RECORD EXTRACTS:
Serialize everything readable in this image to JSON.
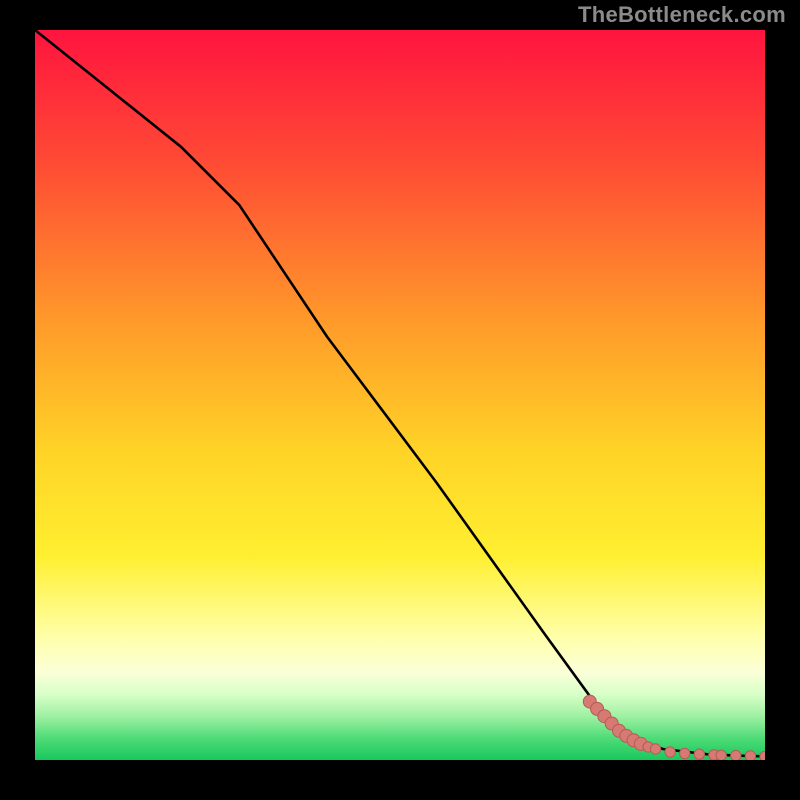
{
  "watermark": "TheBottleneck.com",
  "colors": {
    "gradient_top": "#ff143f",
    "gradient_mid_upper": "#ff8a2a",
    "gradient_mid": "#ffe625",
    "gradient_pale_yellow": "#ffffb2",
    "gradient_green_light": "#9df09f",
    "gradient_green": "#1fcf62",
    "line": "#000000",
    "marker_fill": "#d77a74",
    "marker_stroke": "#b85a54",
    "background": "#000000"
  },
  "chart_data": {
    "type": "line",
    "title": "",
    "xlabel": "",
    "ylabel": "",
    "xlim": [
      0,
      100
    ],
    "ylim": [
      0,
      100
    ],
    "series": [
      {
        "name": "black-curve",
        "x": [
          0,
          10,
          20,
          28,
          40,
          55,
          70,
          78,
          82,
          86,
          92,
          96,
          100
        ],
        "y": [
          100,
          92,
          84,
          76,
          58,
          38,
          17,
          6,
          3,
          1.5,
          0.8,
          0.6,
          0.5
        ]
      },
      {
        "name": "highlighted-points",
        "x": [
          76,
          77,
          78,
          79,
          80,
          81,
          82,
          83,
          84,
          85,
          87,
          89,
          91,
          93,
          94,
          96,
          98,
          100
        ],
        "y": [
          8,
          7,
          6,
          5,
          4,
          3.3,
          2.7,
          2.2,
          1.8,
          1.5,
          1.1,
          0.9,
          0.8,
          0.7,
          0.65,
          0.6,
          0.55,
          0.5
        ]
      }
    ],
    "annotations": []
  }
}
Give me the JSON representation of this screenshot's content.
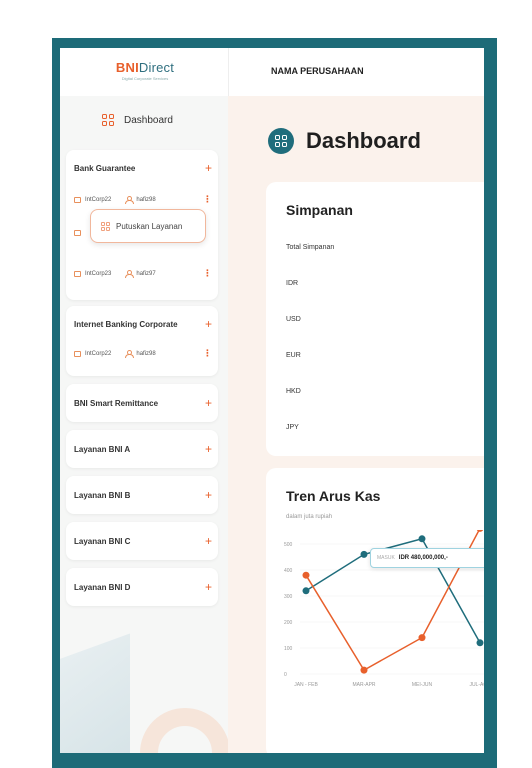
{
  "app": {
    "logo_text_main": "BNI",
    "logo_text_accent": "Direct",
    "logo_subtitle": "Digital Corporate Services",
    "company_name": "NAMA PERUSAHAAN"
  },
  "sidebar": {
    "dashboard_label": "Dashboard",
    "cards": [
      {
        "title": "Bank Guarantee",
        "accounts": [
          {
            "corp": "IntCorp22",
            "user": "hafiz98"
          },
          {
            "corp": "",
            "user": ""
          },
          {
            "corp": "IntCorp23",
            "user": "hafiz97"
          }
        ]
      },
      {
        "title": "Internet Banking Corporate",
        "accounts": [
          {
            "corp": "IntCorp22",
            "user": "hafiz98"
          }
        ]
      },
      {
        "title": "BNI Smart Remittance"
      },
      {
        "title": "Layanan BNI A"
      },
      {
        "title": "Layanan BNI B"
      },
      {
        "title": "Layanan BNI C"
      },
      {
        "title": "Layanan BNI D"
      }
    ],
    "popup_label": "Putuskan Layanan"
  },
  "main": {
    "page_title": "Dashboard",
    "simpanan": {
      "title": "Simpanan",
      "rows": [
        "Total Simpanan",
        "IDR",
        "USD",
        "EUR",
        "HKD",
        "JPY"
      ]
    },
    "tren": {
      "title": "Tren Arus Kas",
      "subtitle": "dalam juta rupiah",
      "tooltip_key": "MASUK",
      "tooltip_value": "IDR 480,000,000,-"
    }
  },
  "colors": {
    "accent": "#e8602c",
    "primary": "#1f6d7c",
    "frame": "#1d6b78",
    "main_bg": "#fbf2ec"
  },
  "chart_data": {
    "type": "line",
    "title": "Tren Arus Kas",
    "subtitle": "dalam juta rupiah",
    "categories": [
      "JAN - FEB",
      "MAR-APR",
      "MEI-JUN",
      "JUL-AGS"
    ],
    "y_ticks": [
      "0",
      "100",
      "200",
      "300",
      "400",
      "500"
    ],
    "ylim": [
      0,
      500
    ],
    "series": [
      {
        "color": "#1f6d7c",
        "values": [
          320,
          460,
          520,
          120
        ]
      },
      {
        "color": "#e8602c",
        "values": [
          380,
          15,
          140,
          560
        ]
      }
    ],
    "grid": true
  }
}
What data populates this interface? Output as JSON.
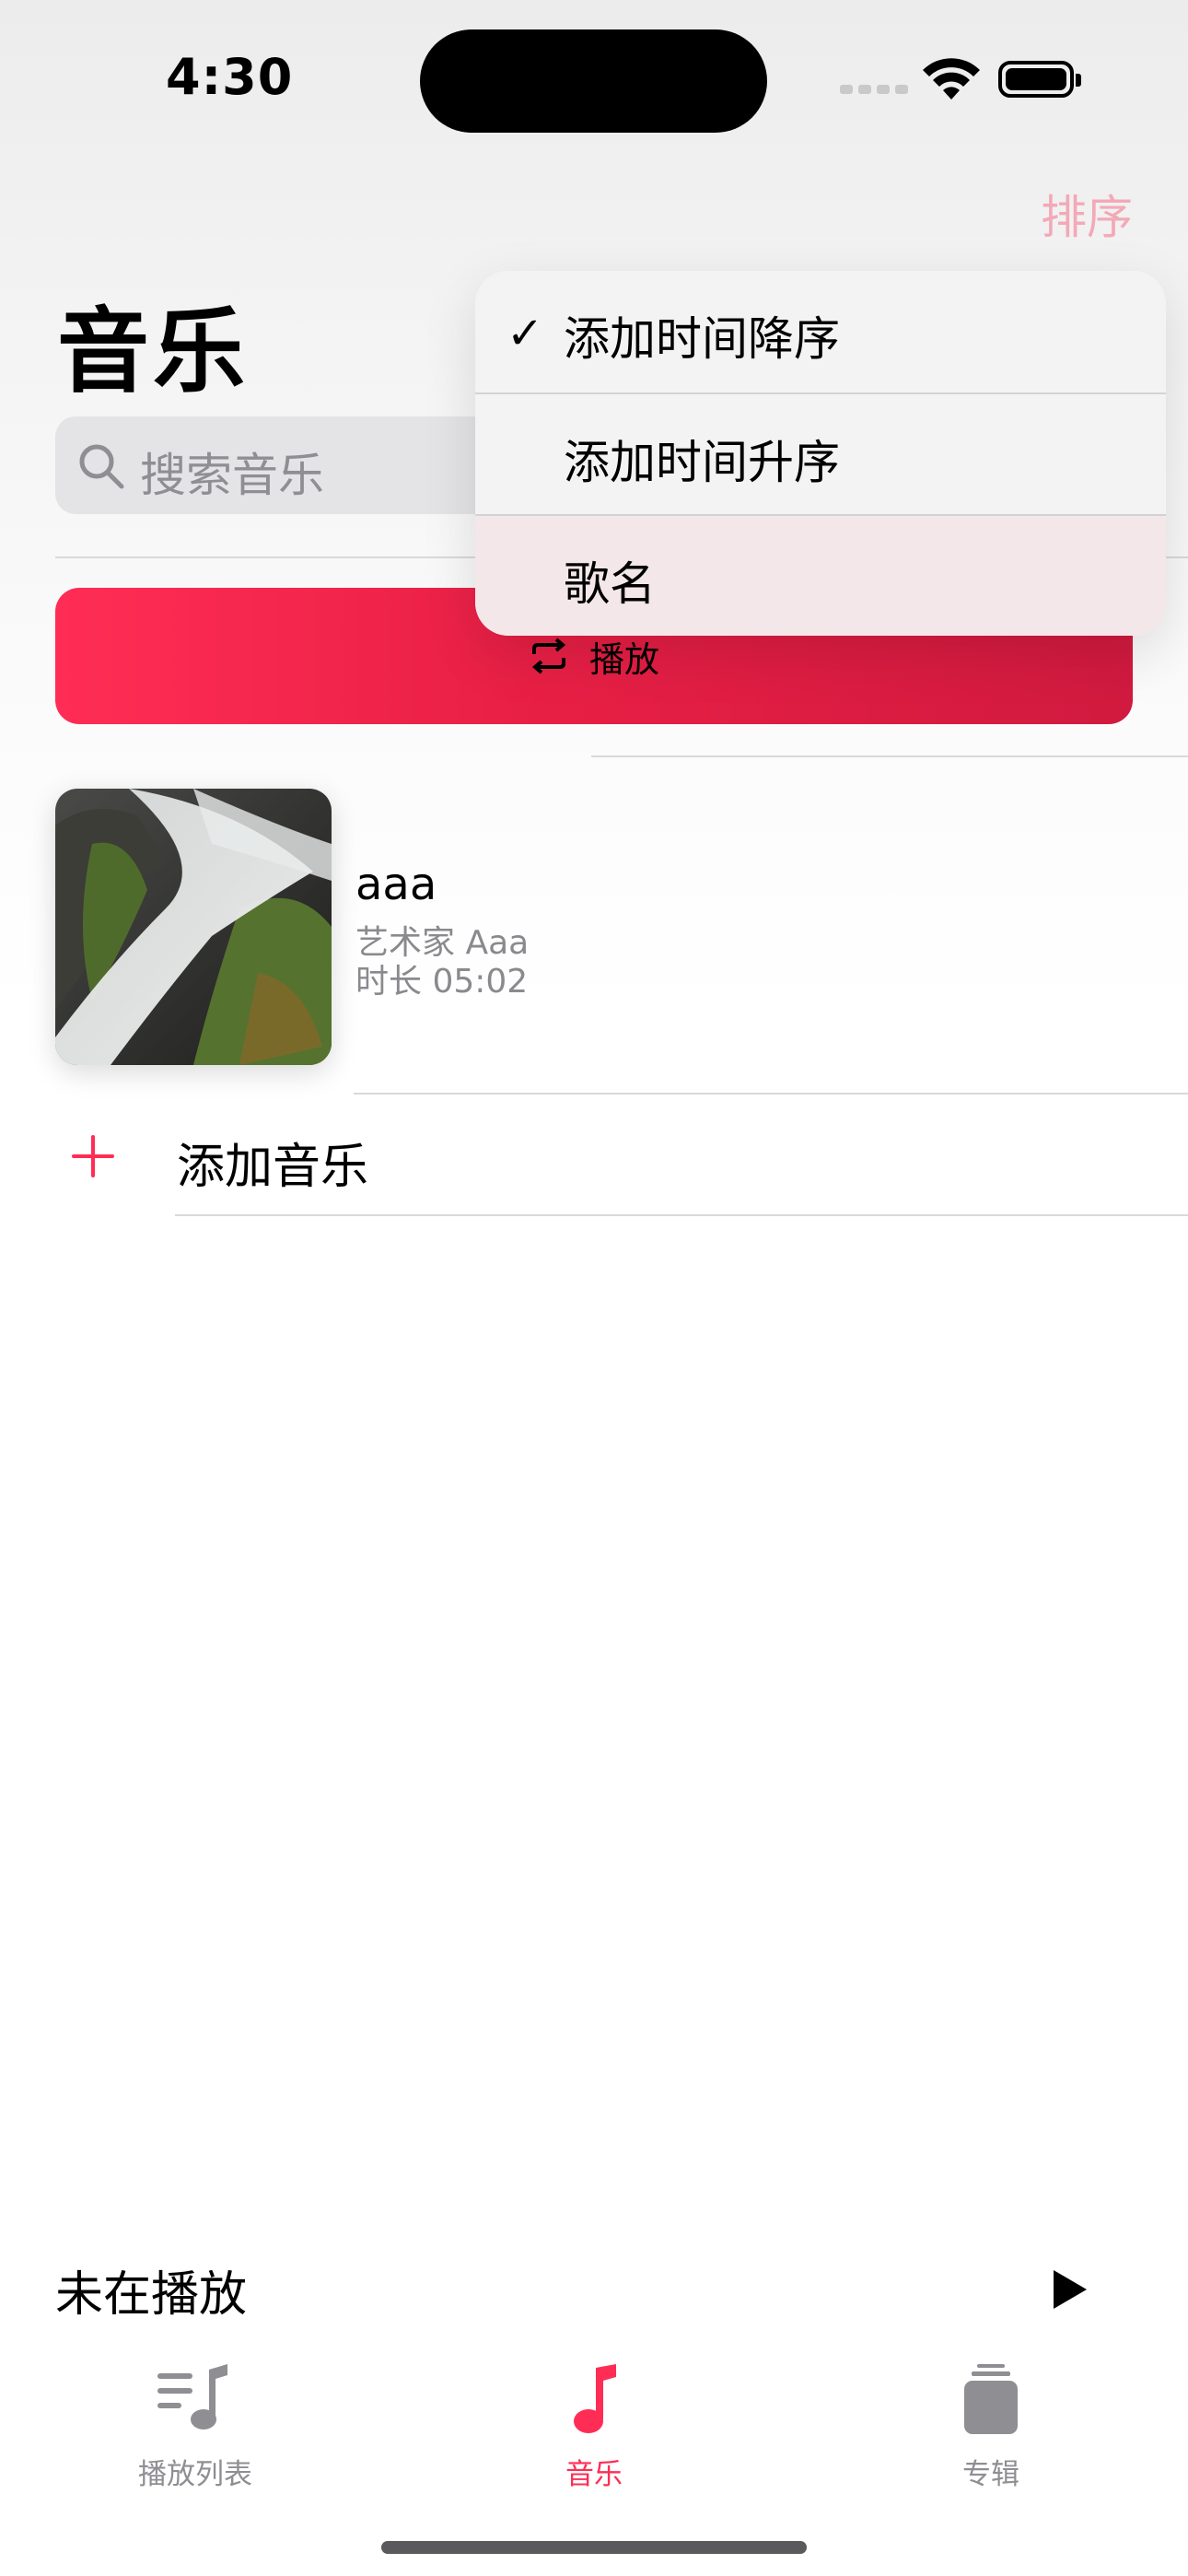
{
  "status_bar": {
    "time": "4:30"
  },
  "header": {
    "sort_label": "排序",
    "title": "音乐"
  },
  "search": {
    "placeholder": "搜索音乐"
  },
  "play_button": {
    "label": "播放"
  },
  "songs": [
    {
      "title": "aaa",
      "artist": "艺术家 Aaa",
      "duration": "时长 05:02"
    }
  ],
  "add_music": {
    "label": "添加音乐"
  },
  "sort_menu": {
    "items": [
      {
        "label": "添加时间降序",
        "checked": true
      },
      {
        "label": "添加时间升序",
        "checked": false
      },
      {
        "label": "歌名",
        "checked": false
      }
    ]
  },
  "now_playing": {
    "label": "未在播放"
  },
  "tab_bar": {
    "tabs": [
      {
        "label": "播放列表",
        "icon": "playlist-icon",
        "active": false
      },
      {
        "label": "音乐",
        "icon": "music-note-icon",
        "active": true
      },
      {
        "label": "专辑",
        "icon": "album-stack-icon",
        "active": false
      }
    ]
  },
  "colors": {
    "accent": "#ff2d55",
    "secondary_text": "#8a8a8e"
  }
}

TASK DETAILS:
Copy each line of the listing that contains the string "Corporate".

RESULT:
    "logo_subtitle": "Digital Corporate Services",
        "title": "Internet Banking Corporate",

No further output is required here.